In java, what is primitive data type ? Could we say, those primitive type is defined in Operating System or assembly language ? why people say Java is not pure OOP just because it has primitive data type ?
No, they are not defined by the OS or in assembler. What it means is that the contents of a reference to a number is the number itself. The same question came up I think on this forum a couple of days ago; a search might help.
Edward Chen wrote:In java, what is primitive data type ? Could we say, those primitive type is defined in Operating System or assembly language ? why people say Java is not pure OOP just because it has primitive data type ?
Primitives in Java are: boolean, char, float, double, long, integer, short and byte.
You can say that those types have extensive support by most processors and therefore can be very efficiently implemented . That's why they were introduced in Java in the first place.
The reason people think primitives subtract frome the OO pureness of Java is because in a pure OO language everything should be treated uniformly as objects. But if you feel that way you don't have to use primitives if you don't want to. You can use the so called wrapper classes instead. Each primitive has a corresponding wrapper class like: Boolean, Character, Float ......
Joined: Oct 13, 2005
I suspect they weren't so much introduced into Java as copied from C/C++. Alot of Java syntax was copied from C/C++ presumably to make it appear familiar to C/C++ programmers, including the names of 7 of the 8 primitive types/keywords.
Joined: Oct 22, 2009
Campbell Ritchie wrote:I suspect they weren't so much introduced into Java as copied from C/C++. Alot of Java syntax was copied from C/C++ presumably to make it appear familiar to C/C++ programmers, including the names of 7 of the 8 primitive types/keywords.
Of course the C-like syntax was paramount to get early acceptance. Java had to look familiar to the programmers of the time. But it couldn't afford to be inefficient either. This is an excerpt from an interview with Gosling, the inventor of Java, published in JavaWorld in 2001,
Bill Venners: Why are there primitive types in Java? Why wasn't everything just an object?
James Gosling: Totally an efficiency thing (*). There are all kinds of people who have built systems where ints and that are all objects. There are a variety of ways to do that, and all of them have some pretty serious problems. Some of them are just slow, because they allocate memory for everything. Some of them try to do objects where sometimes they are objects, sometimes they are not (which is what the standard LISP system did), and then things get really weird. It kind of works, but it's strange.
That's an interesting answer from James Gosling, but it's not really necessary to have primitive types at the language level for efficiency. It's possible to make everything an object in the programming language itself, and have to compiler optimize it so that it uses primitive types behind the scenes whenever it makes sense for efficiency.
Newer programming languages, such as Scala for example, do this - for the programmer, everything looks like an object, but the compiler really uses primitives behind the scenes. The Java programming language can't be changed in this way without breaking compatibility, so this is probably never going to be added to the Java programming language.

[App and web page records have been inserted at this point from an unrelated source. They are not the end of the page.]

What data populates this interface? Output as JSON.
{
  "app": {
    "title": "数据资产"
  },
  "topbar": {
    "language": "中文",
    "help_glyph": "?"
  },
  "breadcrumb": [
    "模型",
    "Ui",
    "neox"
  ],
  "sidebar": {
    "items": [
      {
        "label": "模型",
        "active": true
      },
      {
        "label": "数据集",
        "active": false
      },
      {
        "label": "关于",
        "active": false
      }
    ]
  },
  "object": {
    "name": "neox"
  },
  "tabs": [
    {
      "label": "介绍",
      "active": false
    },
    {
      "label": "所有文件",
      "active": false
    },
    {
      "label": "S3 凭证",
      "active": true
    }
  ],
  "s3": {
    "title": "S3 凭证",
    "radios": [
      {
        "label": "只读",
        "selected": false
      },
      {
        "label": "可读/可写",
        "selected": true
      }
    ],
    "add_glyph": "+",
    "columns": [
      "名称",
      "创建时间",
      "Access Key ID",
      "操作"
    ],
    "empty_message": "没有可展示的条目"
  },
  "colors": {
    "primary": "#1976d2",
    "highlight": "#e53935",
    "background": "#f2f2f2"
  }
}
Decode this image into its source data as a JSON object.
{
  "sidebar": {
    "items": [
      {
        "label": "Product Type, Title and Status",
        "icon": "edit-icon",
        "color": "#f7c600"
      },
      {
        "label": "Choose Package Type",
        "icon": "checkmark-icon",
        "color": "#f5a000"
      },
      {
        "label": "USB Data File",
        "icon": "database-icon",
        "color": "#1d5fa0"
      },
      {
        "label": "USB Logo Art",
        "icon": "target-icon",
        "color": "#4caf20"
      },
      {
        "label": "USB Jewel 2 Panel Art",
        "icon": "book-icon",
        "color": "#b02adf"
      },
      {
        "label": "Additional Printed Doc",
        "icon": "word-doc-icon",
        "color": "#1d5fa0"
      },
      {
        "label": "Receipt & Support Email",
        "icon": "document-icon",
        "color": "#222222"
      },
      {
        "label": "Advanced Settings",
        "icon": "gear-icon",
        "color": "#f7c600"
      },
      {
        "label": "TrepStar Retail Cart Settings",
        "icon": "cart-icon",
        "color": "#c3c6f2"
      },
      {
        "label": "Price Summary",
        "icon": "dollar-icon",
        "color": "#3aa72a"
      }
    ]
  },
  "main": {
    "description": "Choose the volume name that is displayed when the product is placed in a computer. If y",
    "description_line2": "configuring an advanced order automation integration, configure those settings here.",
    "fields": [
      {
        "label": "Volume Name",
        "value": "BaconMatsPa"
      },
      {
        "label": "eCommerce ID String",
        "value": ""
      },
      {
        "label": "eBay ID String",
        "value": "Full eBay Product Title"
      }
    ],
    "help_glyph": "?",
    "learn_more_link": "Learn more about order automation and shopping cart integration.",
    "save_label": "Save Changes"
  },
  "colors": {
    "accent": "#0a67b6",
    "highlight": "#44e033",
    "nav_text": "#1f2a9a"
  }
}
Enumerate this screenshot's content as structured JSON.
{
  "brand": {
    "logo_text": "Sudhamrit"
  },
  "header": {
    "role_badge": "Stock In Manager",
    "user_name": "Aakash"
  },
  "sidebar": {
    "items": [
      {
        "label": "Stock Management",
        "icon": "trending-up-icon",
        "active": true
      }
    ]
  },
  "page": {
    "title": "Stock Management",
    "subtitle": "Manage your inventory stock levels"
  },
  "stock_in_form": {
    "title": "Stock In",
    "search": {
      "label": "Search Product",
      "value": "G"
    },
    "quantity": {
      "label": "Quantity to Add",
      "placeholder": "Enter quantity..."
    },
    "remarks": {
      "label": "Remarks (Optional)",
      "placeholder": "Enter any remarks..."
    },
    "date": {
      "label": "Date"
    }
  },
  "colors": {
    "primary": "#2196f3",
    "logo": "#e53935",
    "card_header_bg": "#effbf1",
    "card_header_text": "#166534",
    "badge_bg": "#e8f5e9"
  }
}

Jesper Young wrote:That's an interesting answer from James Gosling, but
Java already has changed in this direction. You have the wraper classes and you have autoboxing. Is it fast - no. Is Scala fast - probably not. Is any language without direct support for primitives fast - not that I've heard of.
Please dream on but when push comes to shove real programming languages need direct support for primitives to be efficient. At least for the foreseeable future.

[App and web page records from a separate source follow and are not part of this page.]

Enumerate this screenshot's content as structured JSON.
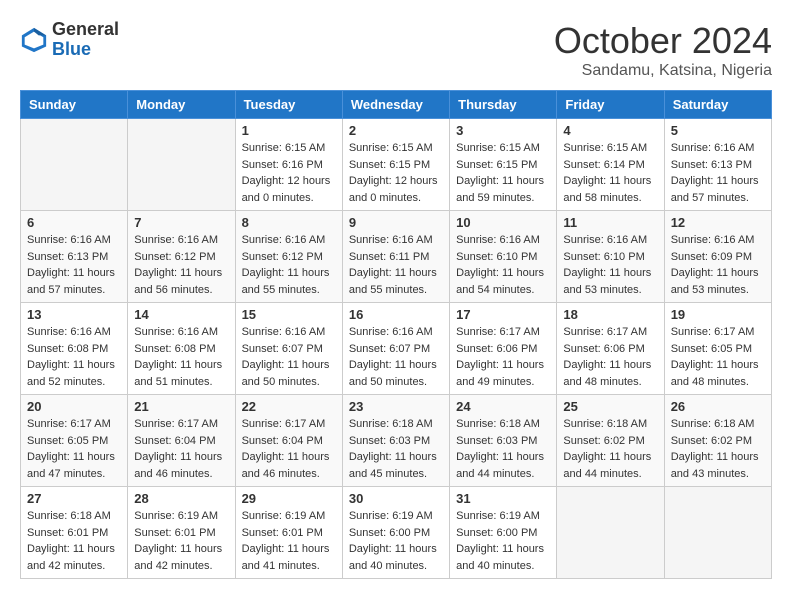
{
  "logo": {
    "general": "General",
    "blue": "Blue"
  },
  "title": "October 2024",
  "location": "Sandamu, Katsina, Nigeria",
  "headers": [
    "Sunday",
    "Monday",
    "Tuesday",
    "Wednesday",
    "Thursday",
    "Friday",
    "Saturday"
  ],
  "weeks": [
    [
      {
        "day": "",
        "info": ""
      },
      {
        "day": "",
        "info": ""
      },
      {
        "day": "1",
        "info": "Sunrise: 6:15 AM\nSunset: 6:16 PM\nDaylight: 12 hours\nand 0 minutes."
      },
      {
        "day": "2",
        "info": "Sunrise: 6:15 AM\nSunset: 6:15 PM\nDaylight: 12 hours\nand 0 minutes."
      },
      {
        "day": "3",
        "info": "Sunrise: 6:15 AM\nSunset: 6:15 PM\nDaylight: 11 hours\nand 59 minutes."
      },
      {
        "day": "4",
        "info": "Sunrise: 6:15 AM\nSunset: 6:14 PM\nDaylight: 11 hours\nand 58 minutes."
      },
      {
        "day": "5",
        "info": "Sunrise: 6:16 AM\nSunset: 6:13 PM\nDaylight: 11 hours\nand 57 minutes."
      }
    ],
    [
      {
        "day": "6",
        "info": "Sunrise: 6:16 AM\nSunset: 6:13 PM\nDaylight: 11 hours\nand 57 minutes."
      },
      {
        "day": "7",
        "info": "Sunrise: 6:16 AM\nSunset: 6:12 PM\nDaylight: 11 hours\nand 56 minutes."
      },
      {
        "day": "8",
        "info": "Sunrise: 6:16 AM\nSunset: 6:12 PM\nDaylight: 11 hours\nand 55 minutes."
      },
      {
        "day": "9",
        "info": "Sunrise: 6:16 AM\nSunset: 6:11 PM\nDaylight: 11 hours\nand 55 minutes."
      },
      {
        "day": "10",
        "info": "Sunrise: 6:16 AM\nSunset: 6:10 PM\nDaylight: 11 hours\nand 54 minutes."
      },
      {
        "day": "11",
        "info": "Sunrise: 6:16 AM\nSunset: 6:10 PM\nDaylight: 11 hours\nand 53 minutes."
      },
      {
        "day": "12",
        "info": "Sunrise: 6:16 AM\nSunset: 6:09 PM\nDaylight: 11 hours\nand 53 minutes."
      }
    ],
    [
      {
        "day": "13",
        "info": "Sunrise: 6:16 AM\nSunset: 6:08 PM\nDaylight: 11 hours\nand 52 minutes."
      },
      {
        "day": "14",
        "info": "Sunrise: 6:16 AM\nSunset: 6:08 PM\nDaylight: 11 hours\nand 51 minutes."
      },
      {
        "day": "15",
        "info": "Sunrise: 6:16 AM\nSunset: 6:07 PM\nDaylight: 11 hours\nand 50 minutes."
      },
      {
        "day": "16",
        "info": "Sunrise: 6:16 AM\nSunset: 6:07 PM\nDaylight: 11 hours\nand 50 minutes."
      },
      {
        "day": "17",
        "info": "Sunrise: 6:17 AM\nSunset: 6:06 PM\nDaylight: 11 hours\nand 49 minutes."
      },
      {
        "day": "18",
        "info": "Sunrise: 6:17 AM\nSunset: 6:06 PM\nDaylight: 11 hours\nand 48 minutes."
      },
      {
        "day": "19",
        "info": "Sunrise: 6:17 AM\nSunset: 6:05 PM\nDaylight: 11 hours\nand 48 minutes."
      }
    ],
    [
      {
        "day": "20",
        "info": "Sunrise: 6:17 AM\nSunset: 6:05 PM\nDaylight: 11 hours\nand 47 minutes."
      },
      {
        "day": "21",
        "info": "Sunrise: 6:17 AM\nSunset: 6:04 PM\nDaylight: 11 hours\nand 46 minutes."
      },
      {
        "day": "22",
        "info": "Sunrise: 6:17 AM\nSunset: 6:04 PM\nDaylight: 11 hours\nand 46 minutes."
      },
      {
        "day": "23",
        "info": "Sunrise: 6:18 AM\nSunset: 6:03 PM\nDaylight: 11 hours\nand 45 minutes."
      },
      {
        "day": "24",
        "info": "Sunrise: 6:18 AM\nSunset: 6:03 PM\nDaylight: 11 hours\nand 44 minutes."
      },
      {
        "day": "25",
        "info": "Sunrise: 6:18 AM\nSunset: 6:02 PM\nDaylight: 11 hours\nand 44 minutes."
      },
      {
        "day": "26",
        "info": "Sunrise: 6:18 AM\nSunset: 6:02 PM\nDaylight: 11 hours\nand 43 minutes."
      }
    ],
    [
      {
        "day": "27",
        "info": "Sunrise: 6:18 AM\nSunset: 6:01 PM\nDaylight: 11 hours\nand 42 minutes."
      },
      {
        "day": "28",
        "info": "Sunrise: 6:19 AM\nSunset: 6:01 PM\nDaylight: 11 hours\nand 42 minutes."
      },
      {
        "day": "29",
        "info": "Sunrise: 6:19 AM\nSunset: 6:01 PM\nDaylight: 11 hours\nand 41 minutes."
      },
      {
        "day": "30",
        "info": "Sunrise: 6:19 AM\nSunset: 6:00 PM\nDaylight: 11 hours\nand 40 minutes."
      },
      {
        "day": "31",
        "info": "Sunrise: 6:19 AM\nSunset: 6:00 PM\nDaylight: 11 hours\nand 40 minutes."
      },
      {
        "day": "",
        "info": ""
      },
      {
        "day": "",
        "info": ""
      }
    ]
  ]
}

Uj, I'm not sure you have understood what I meant.
Primitives are not necessary at the language level for efficiency. That doesn't mean that the JVM shouldn't have primtives at all. Scala doesn't have primitives, and it is just as fast as Java. You use Scala's classes that represent numbers, and the Scala compiler is smart enough to convert that to bytecode that uses the JVM's primitives. But as a programmer you don't need to know that there's a distinction between primitives and non-primitives. The compiler can make this distinction for you.
I don't mean Java's wrapper classes - those are not optimized by the compiler into primitives at the JVM level (and therefore they are relatively inefficient).
Your argument sounds just like old-time C or C++ programmers, who thought 10 years ago that Java would be useless because it doesn't have pointers.